Chaplains are increasingly the face of public religion. This report explores the chaplaincy landscape in Norfolk.
Dr Paula Gooder and George Pitcher will discuss the nature and purpose of story-telling, from the gospels to contemporary fiction, in an attempt to illuminate the relationship between truth and fiction.
An old model for a new problem
23rd February 2015
This is the last in a series of blogs looking at the future of religion in Britain. To read the others click here
The narrative of religious (or at least Christian) decline in the UK is something of a vicious circle. People are no longer going to church as they once did, and with each generation in which fewer people go to church it is harder to spread the Christian message and so persuade the next generation to come. It is not a problem limited to churches. In a broader sense British society has by several estimations become increasingly mobile, un-rooted from any particular sense of community and increasingly individualised.
Being faced with such a scenario requires religious groups to be a little more innovative in reaching people and making the case for their value in the public square. However, it is a situation which, at least for Christians, does not require an entirely new solution. The answer might lie in a very old idea – chaplains.
In the public imagination chaplains are Anglican ministers based in a few historic institutions – prisons, the military, hospitals, public schools and Oxbridge colleges. In fact, the history has always been broader than that. There was a police chaplain in the 19th Century in London, industrial chaplains who grew especially prominent after the First World War, and port chaplains from the early 20th century. Even theatre chaplains can trace a recognizable lineage back to the turn of the century.

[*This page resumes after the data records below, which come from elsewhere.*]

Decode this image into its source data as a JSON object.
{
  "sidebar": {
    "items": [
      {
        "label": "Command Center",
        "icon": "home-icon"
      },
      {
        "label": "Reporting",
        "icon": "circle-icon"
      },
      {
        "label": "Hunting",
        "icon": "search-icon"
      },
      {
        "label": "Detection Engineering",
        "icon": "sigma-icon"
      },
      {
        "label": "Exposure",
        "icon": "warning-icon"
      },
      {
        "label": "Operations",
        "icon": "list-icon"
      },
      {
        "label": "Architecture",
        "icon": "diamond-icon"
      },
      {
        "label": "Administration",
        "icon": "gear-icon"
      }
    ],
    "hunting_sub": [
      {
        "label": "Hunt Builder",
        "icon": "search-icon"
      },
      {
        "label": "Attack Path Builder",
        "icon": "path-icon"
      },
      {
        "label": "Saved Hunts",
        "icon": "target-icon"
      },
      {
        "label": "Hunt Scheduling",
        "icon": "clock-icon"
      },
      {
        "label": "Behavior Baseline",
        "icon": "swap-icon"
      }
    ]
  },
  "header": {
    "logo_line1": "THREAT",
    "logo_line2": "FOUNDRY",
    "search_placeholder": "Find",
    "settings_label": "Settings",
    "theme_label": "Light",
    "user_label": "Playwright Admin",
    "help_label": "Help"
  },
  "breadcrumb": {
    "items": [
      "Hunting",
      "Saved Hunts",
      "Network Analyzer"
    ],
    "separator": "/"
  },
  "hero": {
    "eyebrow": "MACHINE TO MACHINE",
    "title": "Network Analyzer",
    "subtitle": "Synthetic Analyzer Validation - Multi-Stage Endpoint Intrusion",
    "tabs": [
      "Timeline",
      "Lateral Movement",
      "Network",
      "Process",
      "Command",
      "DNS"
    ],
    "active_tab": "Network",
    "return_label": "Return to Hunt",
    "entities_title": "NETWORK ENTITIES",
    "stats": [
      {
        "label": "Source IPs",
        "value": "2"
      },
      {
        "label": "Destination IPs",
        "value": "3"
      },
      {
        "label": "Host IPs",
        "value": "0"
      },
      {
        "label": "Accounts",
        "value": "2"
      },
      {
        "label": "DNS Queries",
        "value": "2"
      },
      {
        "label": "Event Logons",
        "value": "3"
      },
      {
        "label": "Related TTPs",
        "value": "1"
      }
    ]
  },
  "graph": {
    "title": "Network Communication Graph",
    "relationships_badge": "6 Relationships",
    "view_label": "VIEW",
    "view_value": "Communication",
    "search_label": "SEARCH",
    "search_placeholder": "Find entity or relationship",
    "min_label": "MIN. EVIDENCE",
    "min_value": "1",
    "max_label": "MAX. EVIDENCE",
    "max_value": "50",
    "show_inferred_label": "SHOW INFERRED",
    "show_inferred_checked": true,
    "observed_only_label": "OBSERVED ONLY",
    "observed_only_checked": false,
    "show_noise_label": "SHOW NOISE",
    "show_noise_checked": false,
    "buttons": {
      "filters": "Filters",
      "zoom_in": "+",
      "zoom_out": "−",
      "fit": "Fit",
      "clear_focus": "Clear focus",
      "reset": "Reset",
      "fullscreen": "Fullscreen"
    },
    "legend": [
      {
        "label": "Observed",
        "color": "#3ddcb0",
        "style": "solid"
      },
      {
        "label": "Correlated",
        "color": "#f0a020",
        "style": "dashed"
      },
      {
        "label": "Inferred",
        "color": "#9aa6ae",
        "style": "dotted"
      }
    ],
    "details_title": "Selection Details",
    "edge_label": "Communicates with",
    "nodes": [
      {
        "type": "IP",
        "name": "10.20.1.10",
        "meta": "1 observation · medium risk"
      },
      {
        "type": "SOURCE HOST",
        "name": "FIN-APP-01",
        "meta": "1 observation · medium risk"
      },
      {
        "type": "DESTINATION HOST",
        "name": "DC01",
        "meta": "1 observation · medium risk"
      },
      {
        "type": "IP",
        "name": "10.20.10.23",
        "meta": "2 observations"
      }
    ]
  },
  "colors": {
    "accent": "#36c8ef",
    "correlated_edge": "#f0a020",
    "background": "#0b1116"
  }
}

It is an old model then, but one capable of being perfectly suited to the needs of many religious groups in the UK today. The principle is simple enough: if people will not come to church then the church has to go to them. Crucially, once it gets there it has to earn its right to be involved in a secular space; it has to demonstrate that it has a real value for the settings and institutions in which it hopes to work.
In this regard chaplaincy since 1990 is one of the great success stories of religious involvement in the public square. Today chaplains can be found not only in the “traditional settings” of hospitals, prisons, the military, schools and universities. They are also in shopping centres, town centres, sports clubs, airports, workplaces, theatres, ports, trains, courts, the police and emergency services, and a vast range of other settings across the UK. As a flexible and broad concept it has proved uniquely suited to adapting to different contexts and making it to where people are rather than waiting for the people to come to the churches.
The spread has been extraordinary, but would not have been possible without chaplains providing an enormous appeal to different organizations in these various settings. In the course of research for Theos’s forthcoming report A Very Modern Ministry: Chaplaincy in the UK we heard time and time again from key stakeholders who placed an immense value on the work of their chaplains. From the Premiership football club manager who takes a chaplain to each new club he manages, to the army officers who wouldn’t go to war without a plan for bringing chaplains along, chaplains are carving out a role that perfectly marries the needs of organizations with those of their religious group.
It is also a phenomenon that is breaking new ground for non-Christian faiths. There are now some 350 Muslim chaplains in the UK and in various settings one might find chaplains from Hinduism, Judaism, Sikhism, Buddhism, Jainism, Baha’i, Paganism, and even atheist humanism. Though the terminology remains obviously Christian it is proving to be sufficiently broad as to provide avenues for other faiths into the public square that were previously closed. One Sikh chaplain noted the value this provided him in educating people about who he was and what he did: “People see my turban and they think I’m the Taliban! Now I get a chance to explain things”.
As chaplaincy grows further it will inevitably meet challenges about how it assesses the impact of its work, qualifications and accountability and more generally about the proper place of religion in the public square. These debates have already been going on for some time, most notably in healthcare, with much publicised cuts to some chaplaincy teams (though evidence suggests other trusts are actually increasing chaplaincy hours). Yet chaplaincy is already meeting many of those concerns, with more and more chaplaincy qualifications and impact assessment criteria emerging each year. As to the question of public money, Theos’s research suggests that a high proportion of people working in chaplaincy are either entirely unpaid or receive only expenses. A detailed case study in Luton found that only 13% of 150 chaplains working in the area received a salary and of those fewer still were paid out of public funds.
There will be ongoing questions as the field grows, but if one thing is clear, it is that chaplaincy has proven already to be an extremely versatile form of religious engagement. It is growing into ever new fields and organizations and so is bucking the perceived trend of the decline of organized religion in the UK, all while providing a vast range of valuable services in very different settings. Amid reports of the inevitable withdrawal of religion from the public square, chaplaincy provides a powerful demonstration that religion need not be side-lined but can continue to play an influential and valuable role in public life.
Ben Ryan is a researcher at Theos
Theos’s report A Very Modern Ministry: Chaplaincy in the UK will be launched in March. See here for further details, including the chance to get tickets for a Theos conference on chaplaincy at which the research will be launched.
Image from wikimedia, available in the public domain.